Another source of variety in the lamps we use is color. Again, you might be surprised that such variety exists in bioluminescence also: “You can have blue, red and green emission both in land and sea. It’s also possible to observe some mixing of colors yielding yellow and orange. Normally, blue is the color in the sea, but some jellyfish emit in the green region. Surprisingly, fireflies can emit in the whole visible spectrum.”
Let’s address the non-bioluminescent elephant in the room then: if such organisms as bacteria can produce light then can’t we just box them up and use them as a light source? Granted, that may be trivializing it slightly but is there a feasible commercial business opportunity for bioluminescence lighting our world?
Some start-up companies would certainly have you believe so – with claims of disrupting the way we produce and consume light, by offering a living and self-sufficient lighting raw material in the form of cultivated bioluminescent bacteria. Experts however, remain somewhat skeptical:
“They all think they have stumbled on to a novel and brilliant concept: free light!” claims Edie Widder, President, CEO & senior scientist at ORCA (Ocean Research & Conservation Association) in Florida and Bioluminescence specialist. “The trouble is, it’s only free until you calculate in the costs of production. Maintaining the narrow range of environmental variables required to keep the bacteria growing and glowing is energetically costly.”
As Dr Widder says, “Bioluminescence has many enormously valuable applications, but lighting the world isn’t one of them. LEDs powered by solar or wind energy make much more sense as a lighting solution.”
Professor Cassius Stevani is Associate Professor at the Chemistry Institute of University of São Paulo (USP) where he studies the mechanism of light emission in bioluminescent fungi. Find out more about him at:
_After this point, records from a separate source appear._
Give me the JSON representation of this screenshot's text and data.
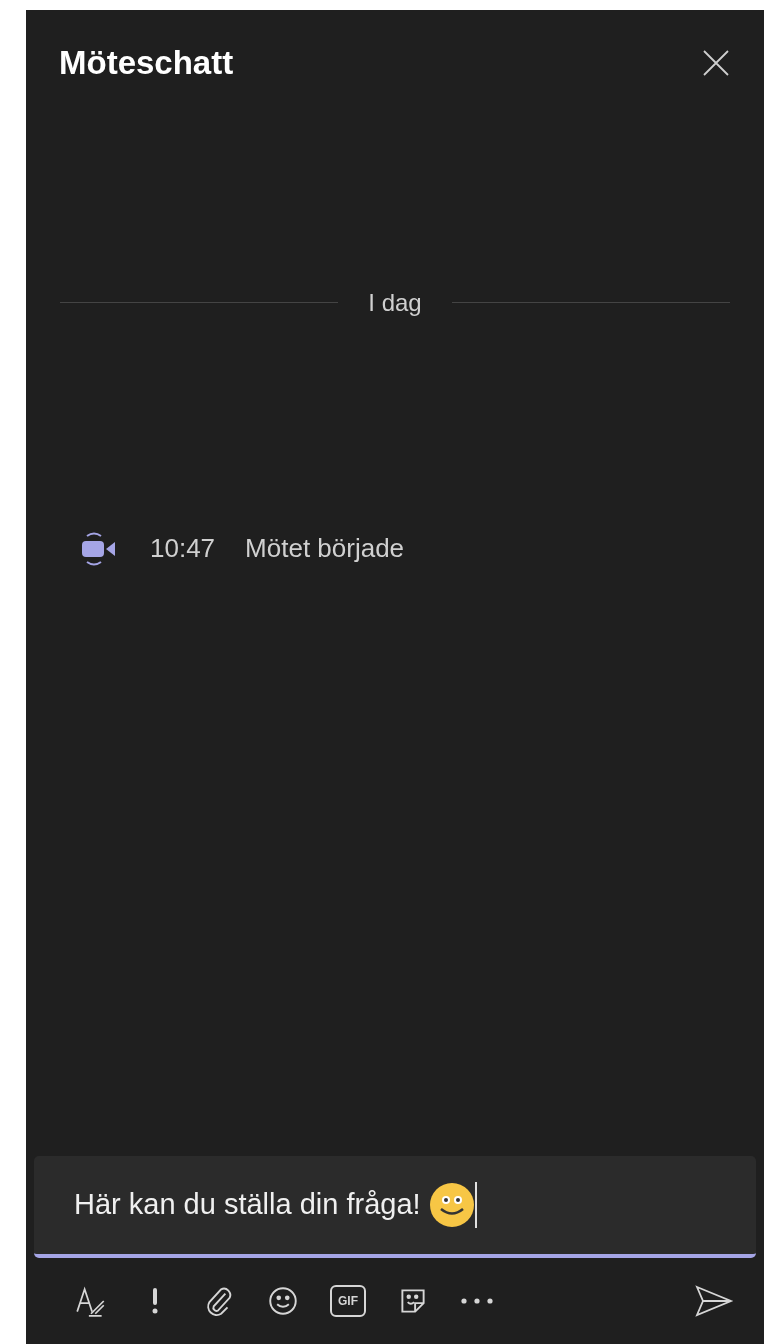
{
  "header": {
    "title": "Möteschatt"
  },
  "date_divider": "I dag",
  "events": [
    {
      "time": "10:47",
      "text": "Mötet började"
    }
  ],
  "composer": {
    "value": "Här kan du ställa din fråga!",
    "focused": true
  },
  "toolbar": [
    {
      "kind": "format"
    },
    {
      "kind": "important"
    },
    {
      "kind": "attach"
    },
    {
      "kind": "emoji"
    },
    {
      "kind": "gif",
      "label": "GIF"
    },
    {
      "kind": "sticker"
    },
    {
      "kind": "more"
    }
  ]
}
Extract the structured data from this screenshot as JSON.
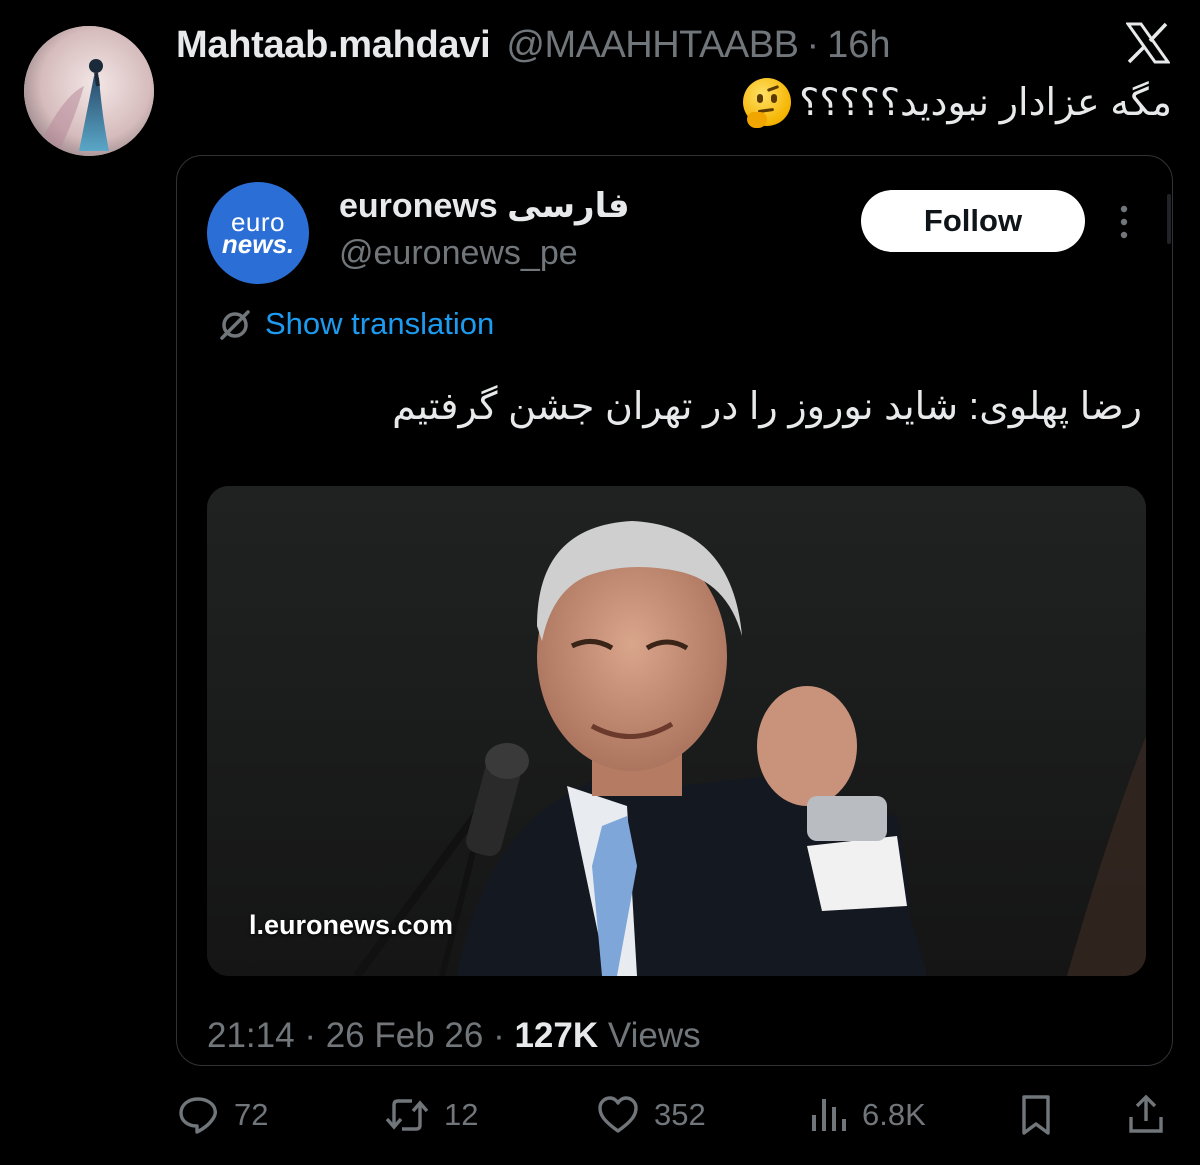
{
  "tweet": {
    "display_name": "Mahtaab.mahdavi",
    "handle": "@MAAHHTAABB",
    "separator": "·",
    "time": "16h",
    "text": "مگه عزادار نبودید؟؟؟؟؟"
  },
  "quoted": {
    "avatar_line1": "euro",
    "avatar_line2": "news.",
    "name": "euronews فارسی",
    "handle": "@euronews_pe",
    "follow_label": "Follow",
    "show_translation": "Show translation",
    "text": "رضا پهلوی: شاید نوروز را در تهران جشن گرفتیم",
    "media_url": "l.euronews.com",
    "time": "21:14",
    "date": "26 Feb 26",
    "views_count": "127K",
    "views_label": "Views"
  },
  "actions": {
    "replies": "72",
    "reposts": "12",
    "likes": "352",
    "views": "6.8K"
  },
  "colors": {
    "background": "#000000",
    "text": "#e7e9ea",
    "muted": "#71767b",
    "link": "#1d9bf0",
    "border": "#2f3336",
    "euronews_blue": "#2b6fd6"
  },
  "icons": [
    "x-logo-icon",
    "thinking-face-icon",
    "more-icon",
    "translate-icon",
    "reply-icon",
    "repost-icon",
    "like-icon",
    "views-icon",
    "bookmark-icon",
    "share-icon"
  ]
}
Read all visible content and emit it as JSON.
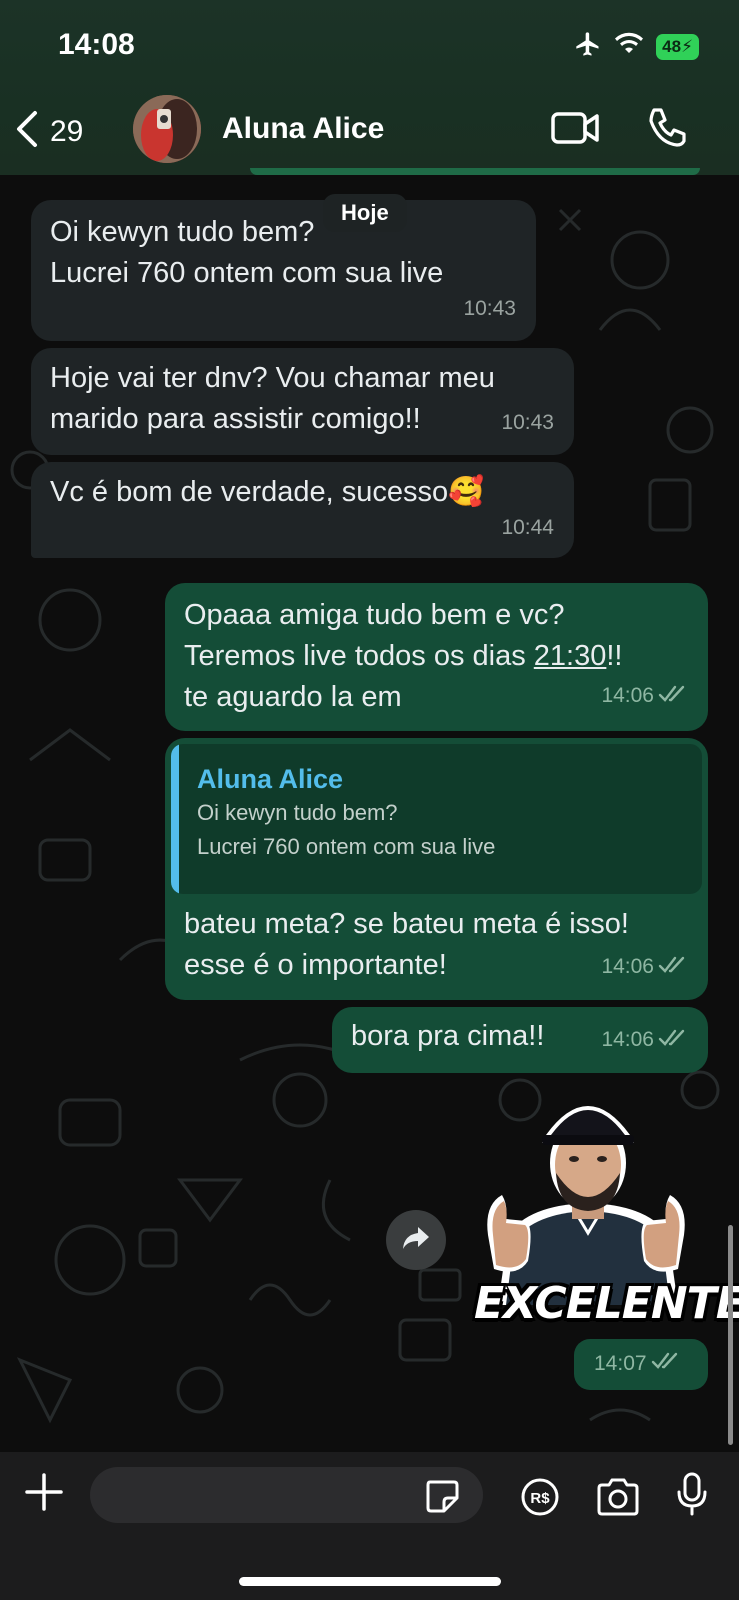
{
  "status_bar": {
    "time": "14:08",
    "battery": "48"
  },
  "header": {
    "back_count": "29",
    "contact_name": "Aluna Alice"
  },
  "date_separator": "Hoje",
  "messages": [
    {
      "direction": "in",
      "lines": [
        "Oi kewyn tudo bem?",
        "Lucrei 760 ontem com sua live"
      ],
      "time": "10:43"
    },
    {
      "direction": "in",
      "lines": [
        "Hoje vai ter dnv? Vou chamar meu",
        "marido para assistir comigo!!"
      ],
      "time": "10:43"
    },
    {
      "direction": "in",
      "lines": [
        "Vc é bom de verdade, sucesso🥰"
      ],
      "time": "10:44"
    },
    {
      "direction": "out",
      "lines": [
        "Opaaa amiga tudo bem e vc?",
        "Teremos live todos os dias ",
        "21:30",
        "!!",
        "te aguardo la em"
      ],
      "time": "14:06"
    },
    {
      "direction": "out",
      "reply": {
        "name": "Aluna Alice",
        "lines": [
          "Oi kewyn tudo bem?",
          "Lucrei 760 ontem com sua live"
        ]
      },
      "lines": [
        "bateu meta? se bateu meta é isso!",
        "esse é o importante!"
      ],
      "time": "14:06"
    },
    {
      "direction": "out",
      "lines": [
        "bora pra cima!!"
      ],
      "time": "14:06"
    },
    {
      "direction": "out",
      "type": "sticker",
      "caption": "EXCELENTE",
      "time": "14:07"
    }
  ],
  "composer": {
    "value": "",
    "placeholder": ""
  },
  "icons": {
    "back": "chevron-left-icon",
    "video": "video-call-icon",
    "call": "phone-icon",
    "forward": "forward-icon",
    "plus": "plus-icon",
    "sticker": "sticker-icon",
    "payment": "pix-payment-icon",
    "camera": "camera-icon",
    "mic": "microphone-icon"
  },
  "colors": {
    "outgoing": "#144d37",
    "incoming": "#1f2426",
    "reply_accent": "#53bdeb",
    "battery": "#30d158"
  }
}
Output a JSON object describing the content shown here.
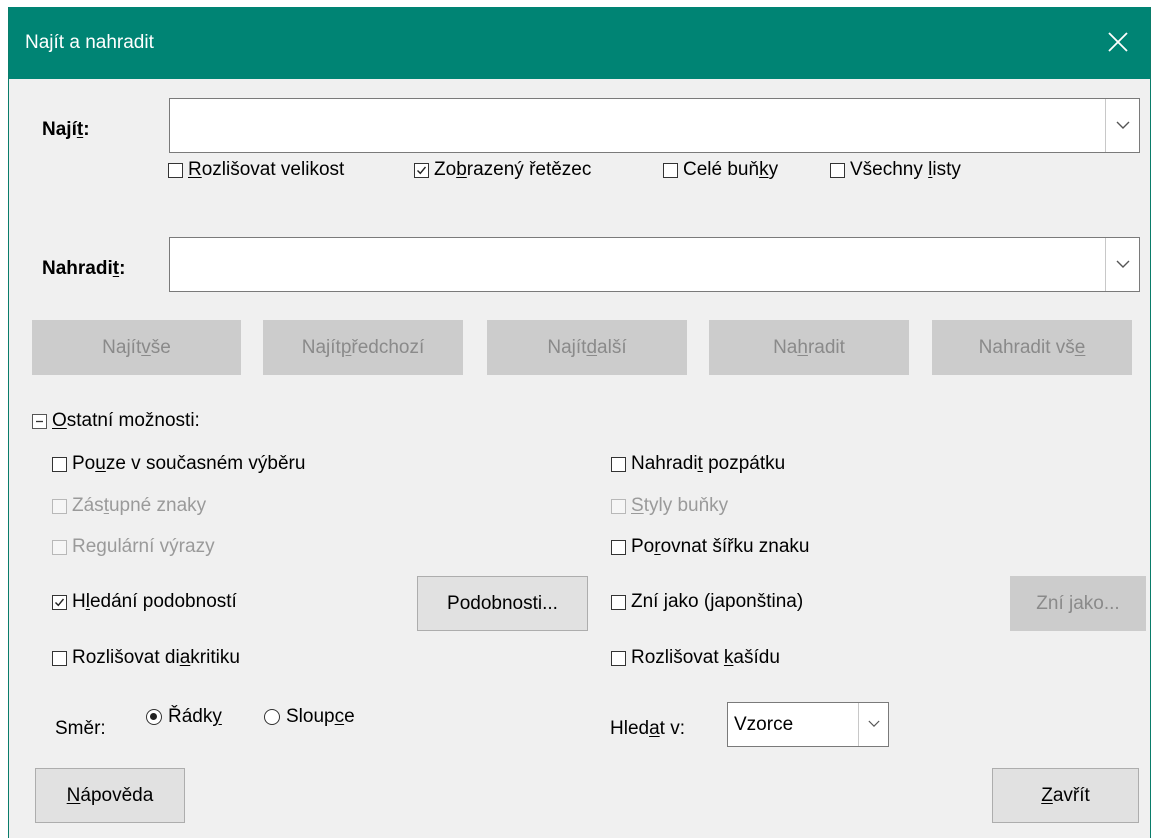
{
  "window": {
    "title": "Najít a nahradit"
  },
  "find": {
    "label_pre": "Nají",
    "label_u": "t",
    "label_post": ":",
    "value": "",
    "options": {
      "case": {
        "pre": "",
        "u": "R",
        "post": "ozlišovat velikost",
        "checked": false
      },
      "formatted": {
        "pre": "Zo",
        "u": "b",
        "post": "razený řetězec",
        "checked": true
      },
      "entire": {
        "pre": "Celé buň",
        "u": "k",
        "post": "y",
        "checked": false
      },
      "allsheets": {
        "pre": "Všechny ",
        "u": "l",
        "post": "isty",
        "checked": false
      }
    }
  },
  "replace": {
    "label_pre": "Nahradi",
    "label_u": "t",
    "label_post": ":",
    "value": ""
  },
  "buttons": {
    "find_all": {
      "pre": "Najít ",
      "u": "v",
      "post": "še"
    },
    "find_prev": {
      "pre": "Najít ",
      "u": "p",
      "post": "ředchozí"
    },
    "find_next": {
      "pre": "Najít ",
      "u": "d",
      "post": "alší"
    },
    "replace": {
      "pre": "Na",
      "u": "h",
      "post": "radit"
    },
    "replace_all": {
      "pre": "Nahradit vš",
      "u": "e",
      "post": ""
    }
  },
  "other": {
    "toggle_u": "O",
    "toggle_post": "statní možnosti:",
    "selection_only": {
      "pre": "Po",
      "u": "u",
      "post": "ze v současném výběru",
      "checked": false
    },
    "wildcards": {
      "pre": "Zás",
      "u": "t",
      "post": "upné znaky",
      "checked": false
    },
    "regex": {
      "pre": "Re",
      "u": "g",
      "post": "ulární výrazy",
      "checked": false
    },
    "similarity": {
      "pre": "H",
      "u": "l",
      "post": "edání podobností",
      "checked": true
    },
    "similarity_btn": "Podobnosti...",
    "diacritics": {
      "pre": "Rozlišovat di",
      "u": "a",
      "post": "kritiku",
      "checked": false
    },
    "backwards": {
      "pre": "Nahradi",
      "u": "t",
      "post": " pozpátku",
      "checked": false
    },
    "cell_styles": {
      "pre": "",
      "u": "S",
      "post": "tyly buňky",
      "checked": false
    },
    "width": {
      "pre": "Po",
      "u": "r",
      "post": "ovnat šířku znaku",
      "checked": false
    },
    "soundslike": {
      "pre": "Zní ",
      "u": "j",
      "post": "ako (japonština)",
      "checked": false
    },
    "soundslike_btn": "Zní jako...",
    "kashida": {
      "pre": "Rozlišovat ",
      "u": "k",
      "post": "ašídu",
      "checked": false
    },
    "direction_label": "Směr:",
    "rows": {
      "pre": "Řádk",
      "u": "y",
      "post": "",
      "selected": true
    },
    "columns": {
      "pre": "Sloup",
      "u": "c",
      "post": "e",
      "selected": false
    },
    "search_in_pre": "Hled",
    "search_in_u": "a",
    "search_in_post": "t v:",
    "search_in_value": "Vzorce"
  },
  "footer": {
    "help": {
      "pre": "",
      "u": "N",
      "post": "ápověda"
    },
    "close": {
      "pre": "",
      "u": "Z",
      "post": "avřít"
    }
  }
}
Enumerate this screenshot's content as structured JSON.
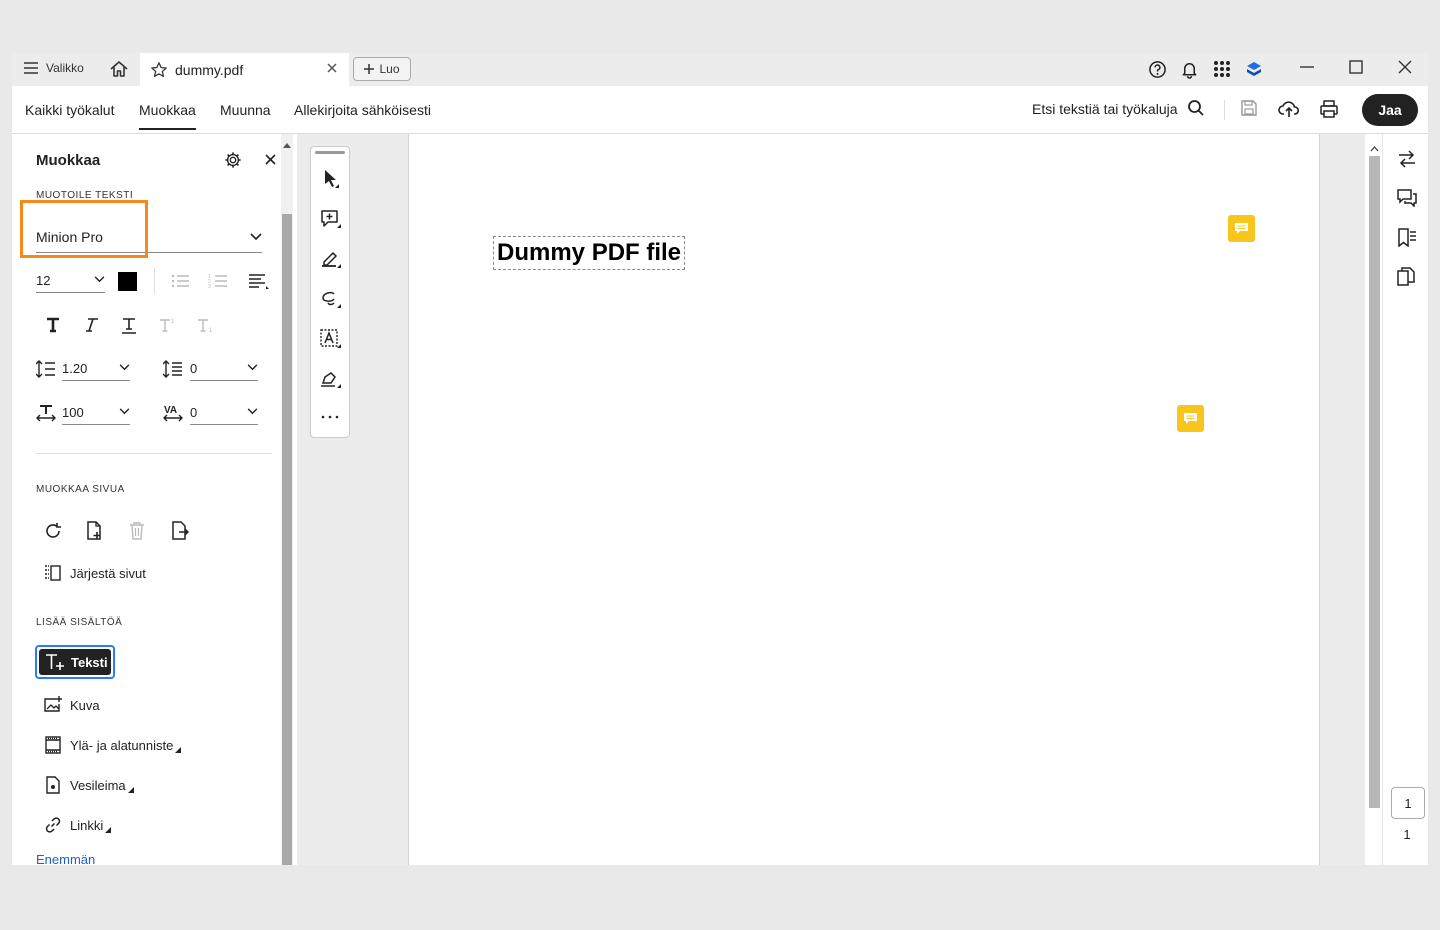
{
  "titlebar": {
    "menu_label": "Valikko",
    "tab_name": "dummy.pdf",
    "create_label": "Luo"
  },
  "toolbar": {
    "tabs": [
      {
        "label": "Kaikki työkalut"
      },
      {
        "label": "Muokkaa"
      },
      {
        "label": "Muunna"
      },
      {
        "label": "Allekirjoita sähköisesti"
      }
    ],
    "active_tab": "Muokkaa",
    "search_label": "Etsi tekstiä tai työkaluja",
    "share_label": "Jaa"
  },
  "panel": {
    "title": "Muokkaa",
    "format_heading": "MUOTOILE TEKSTI",
    "font_name": "Minion Pro",
    "font_size": "12",
    "line_spacing": "1.20",
    "paragraph_spacing": "0",
    "horizontal_scale": "100",
    "char_spacing": "0",
    "page_heading": "MUOKKAA SIVUA",
    "organize_label": "Järjestä sivut",
    "add_heading": "LISÄÄ SISÄLTÖÄ",
    "add_items": [
      {
        "label": "Teksti"
      },
      {
        "label": "Kuva"
      },
      {
        "label": "Ylä- ja alatunniste"
      },
      {
        "label": "Vesileima"
      },
      {
        "label": "Linkki"
      }
    ],
    "more_label": "Enemmän"
  },
  "document": {
    "title_text": "Dummy PDF file"
  },
  "pager": {
    "current": "1",
    "total": "1"
  },
  "colors": {
    "highlight": "#f28b1c",
    "note": "#f8c51c",
    "accent": "#2680eb",
    "text_color_swatch": "#000000"
  }
}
Dr Edie Widder is a world renowned bioluminescence expert and deep-sea explorer who currently presides over the Ocean Research & Conservation Association (ORCA) in Florida.Find out more at the website: